Over the past few years, the monitoring system has became essential for the elderly at home. Meanwhile, the city of Oslo has offered everyone aged 75 and older a third device to feel safe when outside. The system is a watch, necklace or shoe sole equipped with a GPS tracker that people can use while walking outdoors.

Automatic medication dispensers were introduced.

A pioneering nursing home

Oslo is also preparing to receive more people in nursing homes. The Lindeberghjemmet nursing home is piloting technological devices and monitoring systems for their patients.

“We are the nursing home that has the most integrated healthcare technology,” proudly says Jonas Nermoen, an ICT and digitisation consultant. Healthcare technology increases residents’ safety and their relatives’ peace of mind, making it more effective and easier for caretakers, he adds.

Some examples are the above-mentioned ‘RoomMate’ sensor, the patient’s aid, that allows calling the right employee anytime, or a device to check for incontinence. ‘RoomMate’ “means we can have early warnings at night, for example,” adds Nermoen.

A picture from Lindeberghjemmet nursing home

He explains that in cases of mild cognitive impairment, people may wake up in the middle of the night and forget to use their stroller if they’re confused. Thanks to technology, Lindeberghjemmet nursing home employees receive an alert, check the person’s room and can provide immediate help.

“Traditionally, we do the rounds three times every night. Now we are quicker and go where it’s needed instead of checking in case there is something to do,” Nermoen explains. He adds that, at quiet times, the nursing home can easily monitor 50 people simultaneously.

All these innovative elements changed the dynamics at the Lindeberghjemmet nursing home. “We had to restructure ourselves. Changing how to work is almost the hardest part. But this is for our residents, their safety and our peace of mind,” Nermoen says.

Are humans no longer needed?

“We have to draw the line between what can be done by artificial intelligence, robots and electronic devices and what is needed by human beings,” Otto says.

Indeed, Nermoen explains that humans are still needed as nursing home employees, especially at busy times when many patients need help simultaneously. But technology makes human work more efficient.

“We see a huge lead in doing things differently for our elderly, at least in Norway. I am glad this technology emerges now so growing old and needing nursing can be handled easily if we work now,” he says.

Privacy and data protection are an additional concern regarding technology: caretakers in nursing homes ask residents for their consent to use the innovative devices. When dealing with patients with cognitive impairment who cannot make an informed decision, health care providers made decisions on their behalf.

Because of General Data Protection Regulation, the ‘RoomMate’ system doesn’t identify the person using it, except by infrared colours . “We make sure we follow the Norwegian law and the patient’s rights,” Nermoen adds.

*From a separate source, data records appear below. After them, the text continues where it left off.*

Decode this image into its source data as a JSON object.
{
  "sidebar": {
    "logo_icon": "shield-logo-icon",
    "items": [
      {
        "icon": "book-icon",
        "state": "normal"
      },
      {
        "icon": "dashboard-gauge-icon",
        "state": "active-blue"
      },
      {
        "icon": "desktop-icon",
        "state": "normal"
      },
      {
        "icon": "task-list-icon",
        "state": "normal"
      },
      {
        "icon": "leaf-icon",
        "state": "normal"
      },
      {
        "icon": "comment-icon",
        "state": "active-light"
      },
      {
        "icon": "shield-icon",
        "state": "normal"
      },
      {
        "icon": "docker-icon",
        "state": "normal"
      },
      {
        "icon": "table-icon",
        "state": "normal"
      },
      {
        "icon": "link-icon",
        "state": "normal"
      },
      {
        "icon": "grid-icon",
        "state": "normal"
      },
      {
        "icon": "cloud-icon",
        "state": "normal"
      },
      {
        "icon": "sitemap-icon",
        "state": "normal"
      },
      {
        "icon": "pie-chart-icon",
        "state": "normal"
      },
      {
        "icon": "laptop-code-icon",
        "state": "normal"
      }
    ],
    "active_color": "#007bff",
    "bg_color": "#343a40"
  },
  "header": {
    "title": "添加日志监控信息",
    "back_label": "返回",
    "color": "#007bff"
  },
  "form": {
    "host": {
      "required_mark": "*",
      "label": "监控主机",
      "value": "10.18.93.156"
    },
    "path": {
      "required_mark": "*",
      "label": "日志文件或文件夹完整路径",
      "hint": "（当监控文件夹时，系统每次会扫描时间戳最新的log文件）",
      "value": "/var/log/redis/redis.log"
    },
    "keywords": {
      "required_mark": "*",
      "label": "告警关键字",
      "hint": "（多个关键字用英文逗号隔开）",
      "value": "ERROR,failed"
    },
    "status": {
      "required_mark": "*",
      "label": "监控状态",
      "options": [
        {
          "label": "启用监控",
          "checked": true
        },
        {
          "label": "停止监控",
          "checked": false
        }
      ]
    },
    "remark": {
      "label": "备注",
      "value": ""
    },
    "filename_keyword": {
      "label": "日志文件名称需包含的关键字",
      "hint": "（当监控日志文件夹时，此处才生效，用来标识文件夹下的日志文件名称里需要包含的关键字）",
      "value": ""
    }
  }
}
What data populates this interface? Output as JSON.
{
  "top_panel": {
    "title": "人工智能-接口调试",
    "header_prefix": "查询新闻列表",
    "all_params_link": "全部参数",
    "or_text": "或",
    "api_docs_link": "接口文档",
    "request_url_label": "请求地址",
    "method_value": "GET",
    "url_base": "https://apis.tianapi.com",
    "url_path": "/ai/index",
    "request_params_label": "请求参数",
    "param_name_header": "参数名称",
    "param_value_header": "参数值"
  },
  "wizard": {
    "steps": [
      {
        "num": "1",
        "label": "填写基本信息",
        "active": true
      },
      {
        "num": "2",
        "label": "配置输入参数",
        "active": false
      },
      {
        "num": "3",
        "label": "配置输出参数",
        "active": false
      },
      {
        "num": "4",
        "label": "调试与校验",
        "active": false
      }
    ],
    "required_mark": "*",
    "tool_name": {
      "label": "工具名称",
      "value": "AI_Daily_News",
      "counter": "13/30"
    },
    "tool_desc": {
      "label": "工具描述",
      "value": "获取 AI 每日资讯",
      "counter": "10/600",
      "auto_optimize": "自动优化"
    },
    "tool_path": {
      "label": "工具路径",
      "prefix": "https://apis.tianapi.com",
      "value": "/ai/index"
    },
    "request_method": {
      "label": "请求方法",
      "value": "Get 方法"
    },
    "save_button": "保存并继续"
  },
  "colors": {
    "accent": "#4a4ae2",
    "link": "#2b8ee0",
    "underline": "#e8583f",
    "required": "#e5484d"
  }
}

The beginning of well-being technology

The Oslo city council focuses on four areas: procurement and arenas for innovation, implementation and service models, response services, and data exchange through an information hub.

The goal is to integrate technology as part of the city’s healthcare services. The same technology and a comprehensive service model must be offered regardless of the city district, which will contribute to innovation and business development in town.

Apart from other interesting technological devices, Ullern district’s initiatives also rely on a human approach. For example, pairing moms with their new-borns on walks with older people, an interaction that has shown to leave the participants happy and healthy.

The Norwegian capital sees technology as an opportunity to improve care for the elderly. The Oslo government’s body of nursing homes launched the idea of stipulating contracts with technological companies, with a budget of €7-9 million. “We want to increase the use of this technology, and we know that this is the way forward,”  Nermoen says.

Oslo proves that technology can have a social impact, especially in helping the vulnerable.

Marta Buces Eurocities Writer